= Beginning of Section =

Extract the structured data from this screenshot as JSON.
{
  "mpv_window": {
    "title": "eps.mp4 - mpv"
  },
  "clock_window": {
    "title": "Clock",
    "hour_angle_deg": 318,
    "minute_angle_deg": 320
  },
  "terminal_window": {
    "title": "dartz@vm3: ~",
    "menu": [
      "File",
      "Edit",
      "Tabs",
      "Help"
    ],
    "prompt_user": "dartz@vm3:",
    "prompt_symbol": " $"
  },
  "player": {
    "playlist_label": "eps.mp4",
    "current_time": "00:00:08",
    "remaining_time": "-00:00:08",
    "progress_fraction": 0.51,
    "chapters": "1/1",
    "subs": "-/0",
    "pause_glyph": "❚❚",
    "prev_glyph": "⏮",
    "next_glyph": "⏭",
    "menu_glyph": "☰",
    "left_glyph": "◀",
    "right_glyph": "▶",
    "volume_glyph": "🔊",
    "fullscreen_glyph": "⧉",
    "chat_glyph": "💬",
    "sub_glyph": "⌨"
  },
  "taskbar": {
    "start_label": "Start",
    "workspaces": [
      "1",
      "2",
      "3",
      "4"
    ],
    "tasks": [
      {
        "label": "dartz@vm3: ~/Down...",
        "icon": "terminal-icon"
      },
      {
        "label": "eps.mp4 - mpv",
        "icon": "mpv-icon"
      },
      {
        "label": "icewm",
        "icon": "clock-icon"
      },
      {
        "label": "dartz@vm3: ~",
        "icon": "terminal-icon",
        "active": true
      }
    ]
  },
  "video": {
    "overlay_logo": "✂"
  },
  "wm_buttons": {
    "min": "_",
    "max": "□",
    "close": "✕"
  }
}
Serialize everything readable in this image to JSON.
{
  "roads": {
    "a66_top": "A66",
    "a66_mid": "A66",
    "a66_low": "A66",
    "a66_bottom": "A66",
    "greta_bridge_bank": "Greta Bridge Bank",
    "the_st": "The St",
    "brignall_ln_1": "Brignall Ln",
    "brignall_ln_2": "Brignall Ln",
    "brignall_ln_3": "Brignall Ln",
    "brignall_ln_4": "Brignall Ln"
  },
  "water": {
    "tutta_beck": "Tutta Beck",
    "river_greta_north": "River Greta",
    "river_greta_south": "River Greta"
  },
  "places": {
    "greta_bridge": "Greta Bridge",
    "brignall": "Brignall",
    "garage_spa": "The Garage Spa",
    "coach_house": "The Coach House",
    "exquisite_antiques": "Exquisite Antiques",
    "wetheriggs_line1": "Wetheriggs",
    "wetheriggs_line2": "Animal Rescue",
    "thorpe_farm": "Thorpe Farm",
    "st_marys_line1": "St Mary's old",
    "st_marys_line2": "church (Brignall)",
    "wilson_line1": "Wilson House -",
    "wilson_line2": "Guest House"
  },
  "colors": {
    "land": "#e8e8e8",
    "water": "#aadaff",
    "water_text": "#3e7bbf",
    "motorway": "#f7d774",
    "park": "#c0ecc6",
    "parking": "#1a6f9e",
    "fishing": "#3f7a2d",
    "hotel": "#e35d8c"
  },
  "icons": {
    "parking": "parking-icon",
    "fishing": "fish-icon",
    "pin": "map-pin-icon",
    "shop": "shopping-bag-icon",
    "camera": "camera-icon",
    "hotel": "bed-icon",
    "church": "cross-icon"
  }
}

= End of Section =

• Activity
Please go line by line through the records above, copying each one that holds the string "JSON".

• Reply to the exercise
Extract the structured data from this screenshot as JSON.
Serialize everything readable in this image to JSON.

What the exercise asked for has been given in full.